*AIM OF THE TASK*. Repeat each record below exactly, omitting whatever pictures appear in it.

(Component data from apps and pages)
━━━━━━━━━━━━━━━━━━━━━━━━━━━━━━
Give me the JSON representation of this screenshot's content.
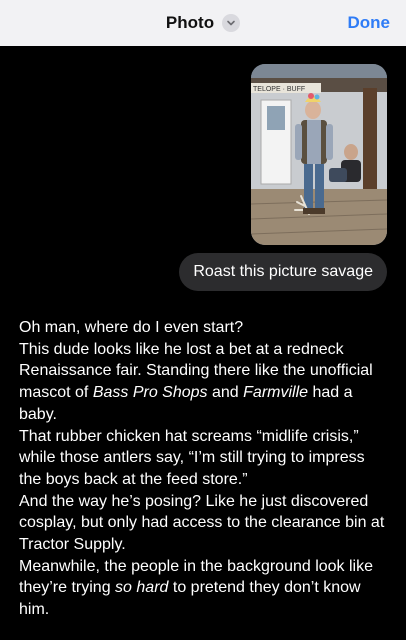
{
  "header": {
    "title": "Photo",
    "done_label": "Done",
    "dropdown_icon": "chevron-down-icon"
  },
  "colors": {
    "header_bg": "#f2f2f4",
    "accent": "#2f7cf6",
    "bubble_bg": "#2c2c2e",
    "background": "#000000"
  },
  "photo": {
    "sign_text": "TELOPE · BUFF"
  },
  "user_message": "Roast this picture savage",
  "response": {
    "p1": "Oh man, where do I even start?",
    "p2": "This dude looks like he lost a bet at a redneck Renaissance fair. Standing there like the unofficial mascot of",
    "p2_em1": "Bass Pro Shops",
    "p2_mid": "and",
    "p2_em2": "Farmville",
    "p2_end": "had a baby.",
    "p3": "That rubber chicken hat screams “midlife crisis,” while those antlers say, “I’m still trying to impress the boys back at the feed store.”",
    "p4": "And the way he’s posing? Like he just discovered cosplay, but only had access to the clearance bin at Tractor Supply.",
    "p5_start": "Meanwhile, the people in the background look like they’re trying",
    "p5_em": "so hard",
    "p5_end": "to pretend they don’t know him."
  }
}
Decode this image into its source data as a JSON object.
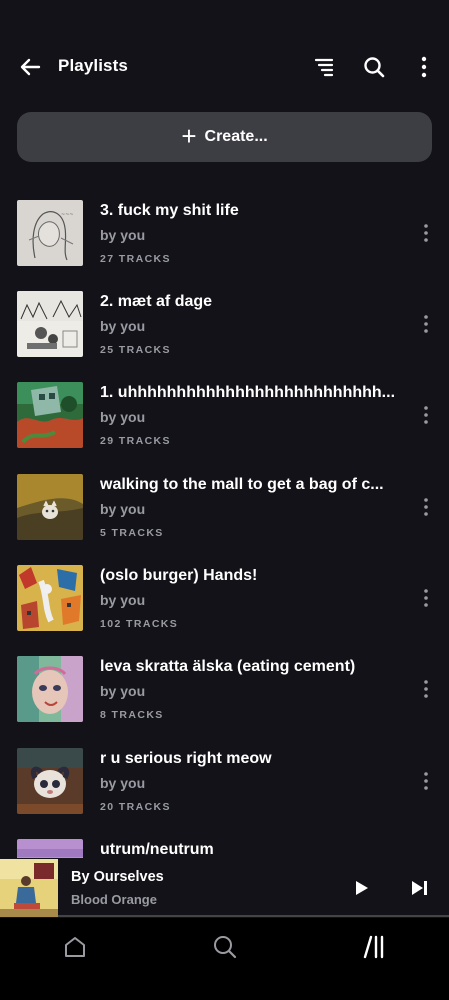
{
  "header": {
    "back_icon": "arrow-left-icon",
    "title": "Playlists",
    "sort_icon": "sort-lines-icon",
    "search_icon": "search-icon",
    "more_icon": "more-vertical-icon"
  },
  "create": {
    "icon": "plus-icon",
    "plus_glyph": "+",
    "label": "Create..."
  },
  "playlists": [
    {
      "title": "3. fuck my shit life",
      "owner": "by you",
      "tracks": "27 TRACKS"
    },
    {
      "title": "2. mæt af dage",
      "owner": "by you",
      "tracks": "25 TRACKS"
    },
    {
      "title": "1. uhhhhhhhhhhhhhhhhhhhhhhhhhh...",
      "owner": "by you",
      "tracks": "29 TRACKS"
    },
    {
      "title": "walking to the mall to get a bag of c...",
      "owner": "by you",
      "tracks": "5 TRACKS"
    },
    {
      "title": "(oslo burger) Hands!",
      "owner": "by you",
      "tracks": "102 TRACKS"
    },
    {
      "title": "leva skratta älska (eating cement)",
      "owner": "by you",
      "tracks": "8 TRACKS"
    },
    {
      "title": "r u serious right meow",
      "owner": "by you",
      "tracks": "20 TRACKS"
    },
    {
      "title": "utrum/neutrum",
      "owner": "",
      "tracks": ""
    }
  ],
  "now_playing": {
    "title": "By Ourselves",
    "artist": "Blood Orange",
    "play_icon": "play-icon",
    "next_icon": "skip-next-icon"
  },
  "tabs": [
    {
      "name": "home",
      "icon": "home-icon"
    },
    {
      "name": "search",
      "icon": "search-icon"
    },
    {
      "name": "library",
      "icon": "library-icon"
    }
  ],
  "colors": {
    "background": "#121218",
    "create_button": "#3d3d44",
    "secondary_text": "#9a9aa2",
    "tab_bar": "#000000"
  }
}
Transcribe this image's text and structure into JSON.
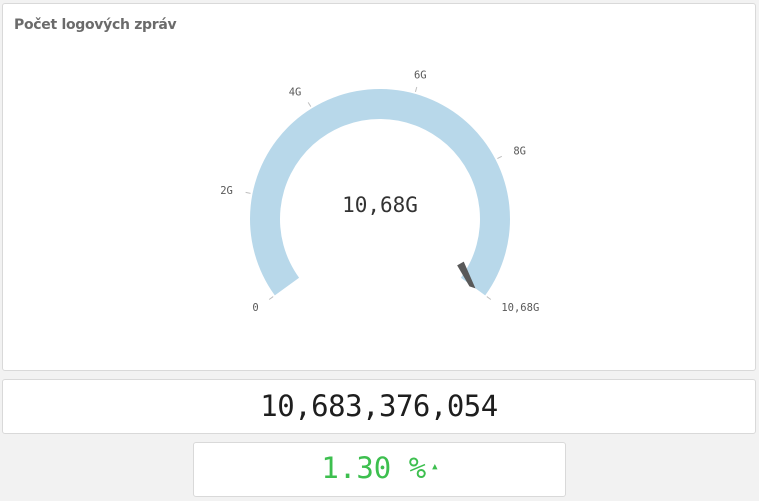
{
  "gauge": {
    "title": "Počet logových zpráv",
    "center_label": "10,68G",
    "colors": {
      "track": "#b8d8ea",
      "needle": "#595959",
      "tick": "#bfbfbf"
    }
  },
  "total": {
    "value": "10,683,376,054"
  },
  "change": {
    "value": "1.30 %",
    "arrow": "▲",
    "color": "#3dbf4f"
  },
  "chart_data": {
    "type": "gauge",
    "value": 10.68,
    "range": [
      0,
      10.68
    ],
    "ticks": [
      {
        "value": 0,
        "label": "0"
      },
      {
        "value": 2,
        "label": "2G"
      },
      {
        "value": 4,
        "label": "4G"
      },
      {
        "value": 6,
        "label": "6G"
      },
      {
        "value": 8,
        "label": "8G"
      },
      {
        "value": 10.68,
        "label": "10,68G"
      }
    ]
  }
}
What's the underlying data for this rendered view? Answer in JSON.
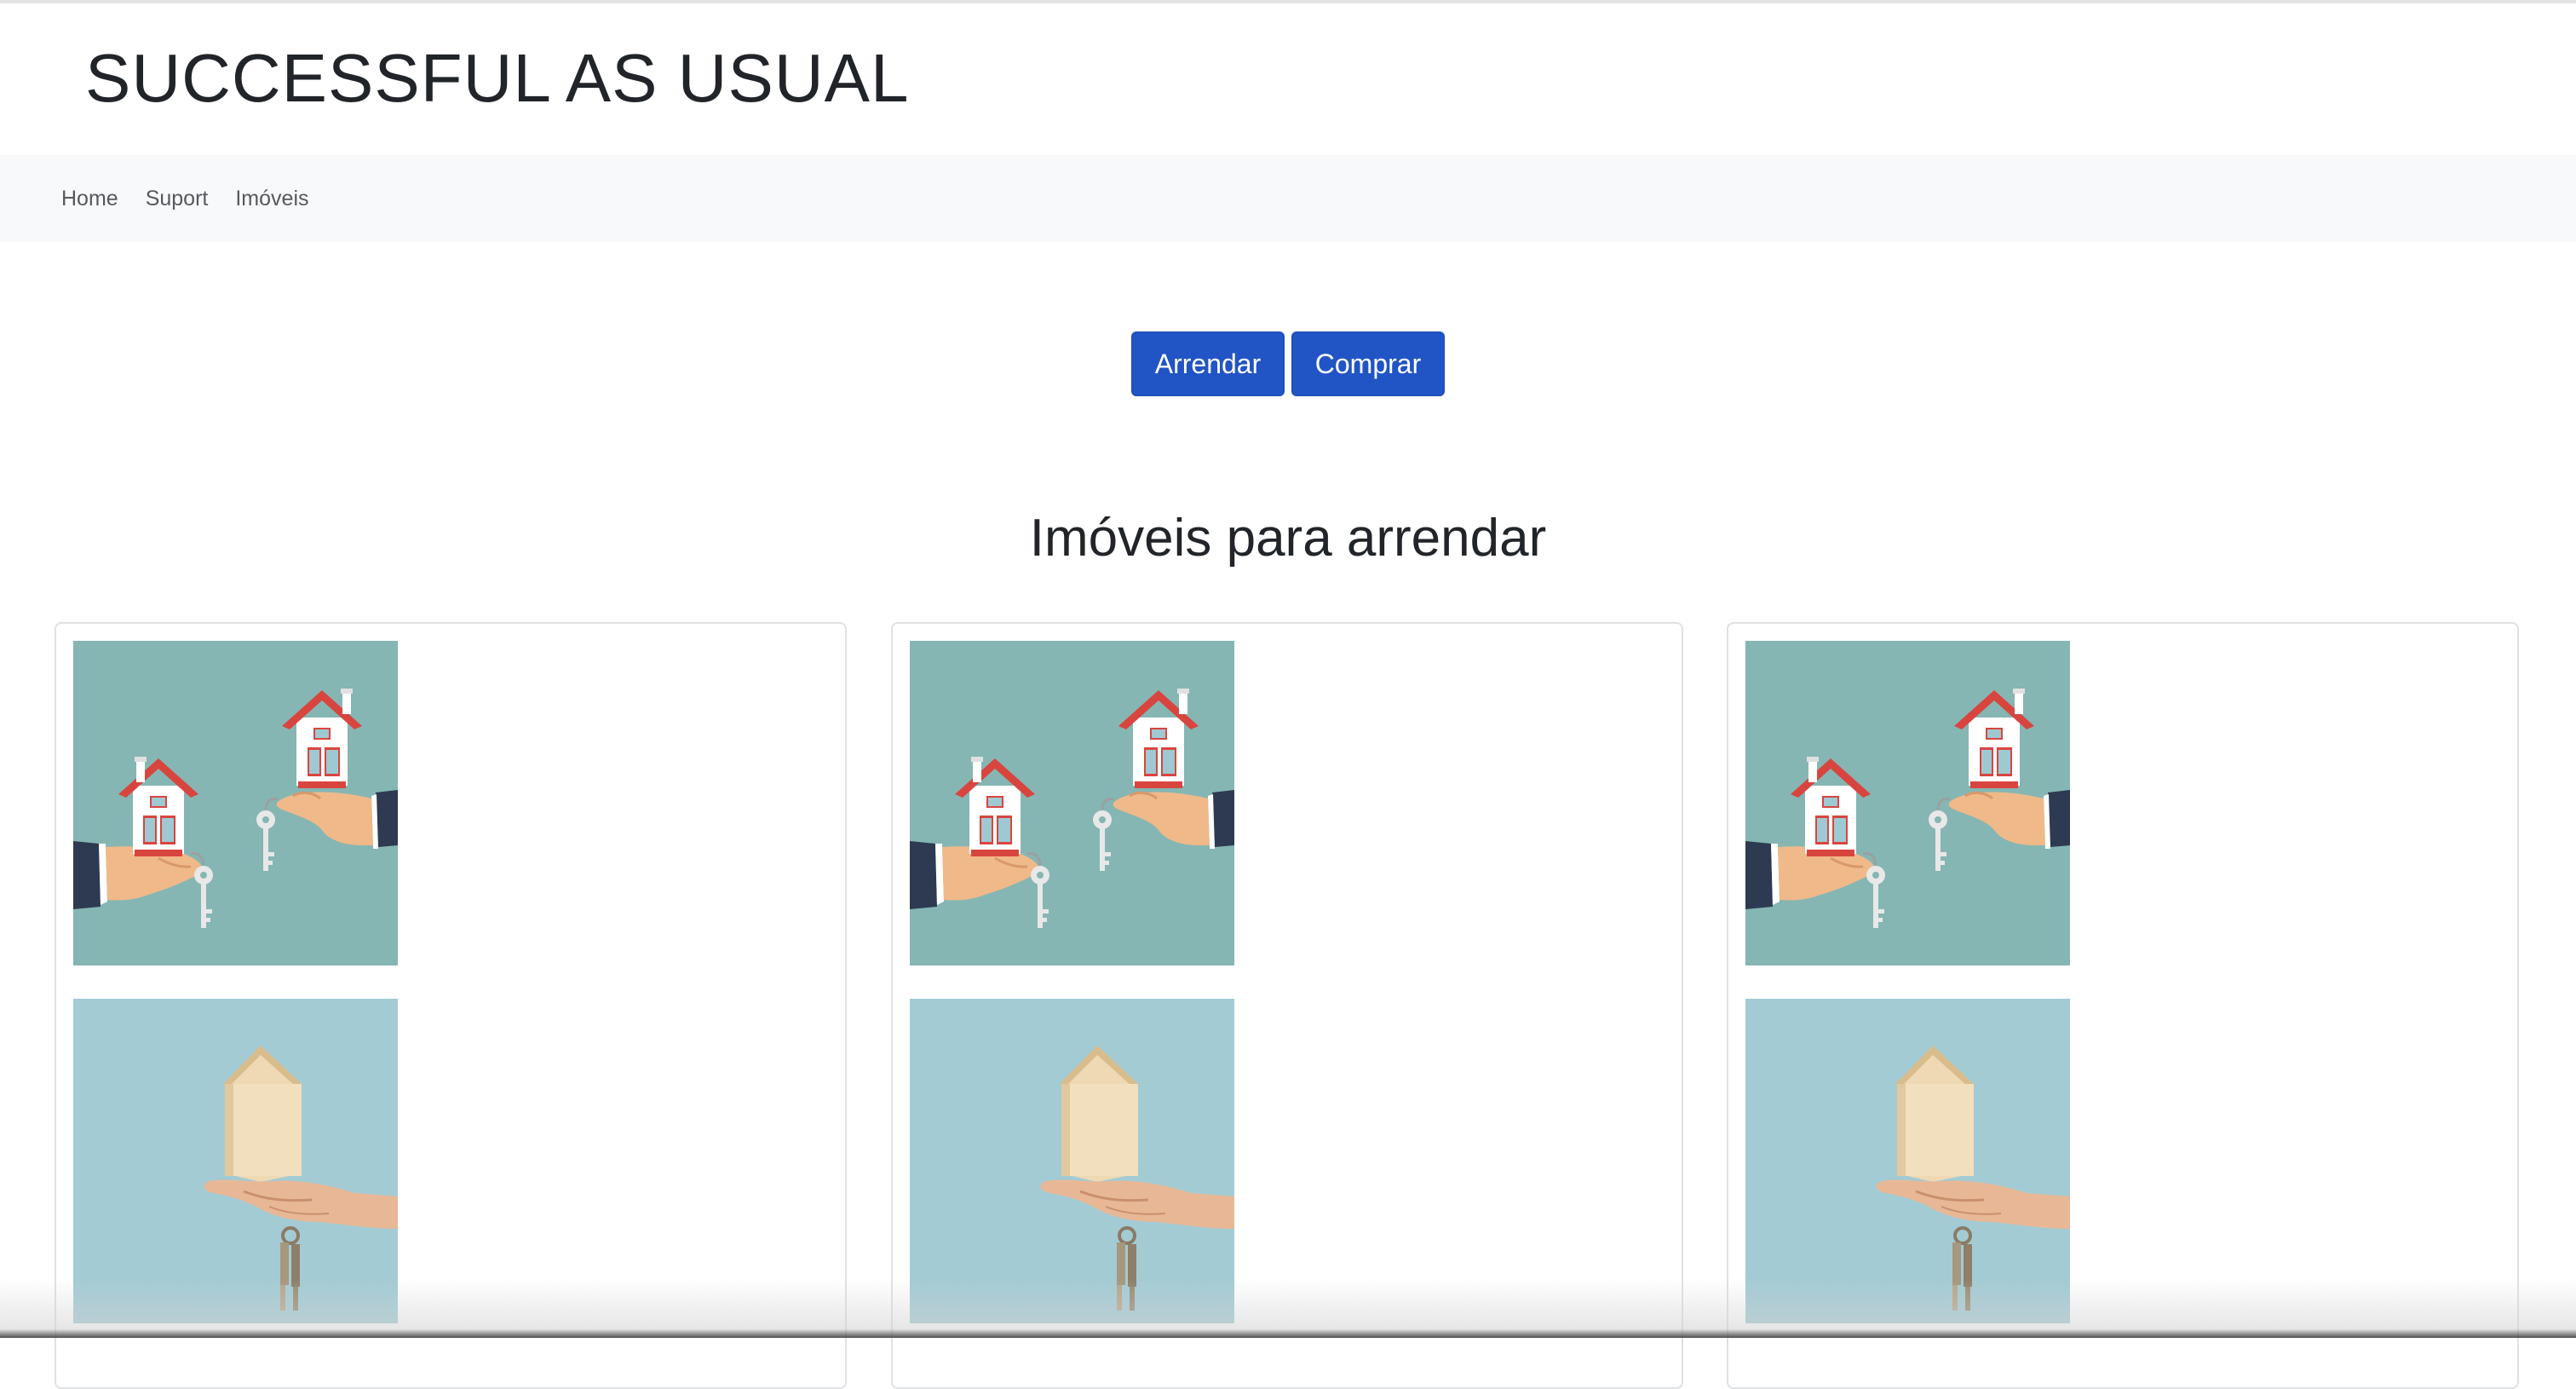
{
  "header": {
    "title": "SUCCESSFUL AS USUAL"
  },
  "nav": {
    "items": [
      {
        "label": "Home"
      },
      {
        "label": "Suport"
      },
      {
        "label": "Imóveis"
      }
    ]
  },
  "actions": {
    "arrendar_label": "Arrendar",
    "comprar_label": "Comprar"
  },
  "section": {
    "title": "Imóveis para arrendar"
  },
  "colors": {
    "accent": "#2154c4",
    "navbar_bg": "#f8f9fa",
    "image1_bg": "#85b6b3",
    "image2_bg": "#a3cbd4"
  },
  "listings": [
    {
      "images": [
        "houses-in-hands-illustration",
        "wooden-house-with-keys-photo"
      ]
    },
    {
      "images": [
        "houses-in-hands-illustration",
        "wooden-house-with-keys-photo"
      ]
    },
    {
      "images": [
        "houses-in-hands-illustration",
        "wooden-house-with-keys-photo"
      ]
    }
  ]
}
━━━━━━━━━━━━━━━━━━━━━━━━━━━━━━
*SOLUTION FOR THIS EXERCISE*.
Give me the JSON representation of this screenshot's content.
{
  "header": {
    "title": "Photo",
    "done_label": "Done",
    "dropdown_icon": "chevron-down-icon"
  },
  "colors": {
    "header_bg": "#f2f2f4",
    "accent": "#2f7cf6",
    "bubble_bg": "#2c2c2e",
    "background": "#000000"
  },
  "photo": {
    "sign_text": "TELOPE · BUFF"
  },
  "user_message": "Roast this picture savage",
  "response": {
    "p1": "Oh man, where do I even start?",
    "p2": "This dude looks like he lost a bet at a redneck Renaissance fair. Standing there like the unofficial mascot of",
    "p2_em1": "Bass Pro Shops",
    "p2_mid": "and",
    "p2_em2": "Farmville",
    "p2_end": "had a baby.",
    "p3": "That rubber chicken hat screams “midlife crisis,” while those antlers say, “I’m still trying to impress the boys back at the feed store.”",
    "p4": "And the way he’s posing? Like he just discovered cosplay, but only had access to the clearance bin at Tractor Supply.",
    "p5_start": "Meanwhile, the people in the background look like they’re trying",
    "p5_em": "so hard",
    "p5_end": "to pretend they don’t know him."
  }
}
Decode this image into its source data as a JSON object.
{
  "header": {
    "back_icon": "arrow-left-icon",
    "title": "Playlists",
    "sort_icon": "sort-lines-icon",
    "search_icon": "search-icon",
    "more_icon": "more-vertical-icon"
  },
  "create": {
    "icon": "plus-icon",
    "plus_glyph": "+",
    "label": "Create..."
  },
  "playlists": [
    {
      "title": "3. fuck my shit life",
      "owner": "by you",
      "tracks": "27 TRACKS"
    },
    {
      "title": "2. mæt af dage",
      "owner": "by you",
      "tracks": "25 TRACKS"
    },
    {
      "title": "1. uhhhhhhhhhhhhhhhhhhhhhhhhhh...",
      "owner": "by you",
      "tracks": "29 TRACKS"
    },
    {
      "title": "walking to the mall to get a bag of c...",
      "owner": "by you",
      "tracks": "5 TRACKS"
    },
    {
      "title": "(oslo burger) Hands!",
      "owner": "by you",
      "tracks": "102 TRACKS"
    },
    {
      "title": "leva skratta älska (eating cement)",
      "owner": "by you",
      "tracks": "8 TRACKS"
    },
    {
      "title": "r u serious right meow",
      "owner": "by you",
      "tracks": "20 TRACKS"
    },
    {
      "title": "utrum/neutrum",
      "owner": "",
      "tracks": ""
    }
  ],
  "now_playing": {
    "title": "By Ourselves",
    "artist": "Blood Orange",
    "play_icon": "play-icon",
    "next_icon": "skip-next-icon"
  },
  "tabs": [
    {
      "name": "home",
      "icon": "home-icon"
    },
    {
      "name": "search",
      "icon": "search-icon"
    },
    {
      "name": "library",
      "icon": "library-icon"
    }
  ],
  "colors": {
    "background": "#121218",
    "create_button": "#3d3d44",
    "secondary_text": "#9a9aa2",
    "tab_bar": "#000000"
  }
}
Transcribe this image's text and structure into JSON.
{
  "gauge": {
    "title": "Počet logových zpráv",
    "center_label": "10,68G",
    "colors": {
      "track": "#b8d8ea",
      "needle": "#595959",
      "tick": "#bfbfbf"
    }
  },
  "total": {
    "value": "10,683,376,054"
  },
  "change": {
    "value": "1.30 %",
    "arrow": "▲",
    "color": "#3dbf4f"
  },
  "chart_data": {
    "type": "gauge",
    "value": 10.68,
    "range": [
      0,
      10.68
    ],
    "ticks": [
      {
        "value": 0,
        "label": "0"
      },
      {
        "value": 2,
        "label": "2G"
      },
      {
        "value": 4,
        "label": "4G"
      },
      {
        "value": 6,
        "label": "6G"
      },
      {
        "value": 8,
        "label": "8G"
      },
      {
        "value": 10.68,
        "label": "10,68G"
      }
    ]
  }
}
What's the underlying data for this rendered view? Answer in JSON.
{
  "header": {
    "title": "SUCCESSFUL AS USUAL"
  },
  "nav": {
    "items": [
      {
        "label": "Home"
      },
      {
        "label": "Suport"
      },
      {
        "label": "Imóveis"
      }
    ]
  },
  "actions": {
    "arrendar_label": "Arrendar",
    "comprar_label": "Comprar"
  },
  "section": {
    "title": "Imóveis para arrendar"
  },
  "colors": {
    "accent": "#2154c4",
    "navbar_bg": "#f8f9fa",
    "image1_bg": "#85b6b3",
    "image2_bg": "#a3cbd4"
  },
  "listings": [
    {
      "images": [
        "houses-in-hands-illustration",
        "wooden-house-with-keys-photo"
      ]
    },
    {
      "images": [
        "houses-in-hands-illustration",
        "wooden-house-with-keys-photo"
      ]
    },
    {
      "images": [
        "houses-in-hands-illustration",
        "wooden-house-with-keys-photo"
      ]
    }
  ]
}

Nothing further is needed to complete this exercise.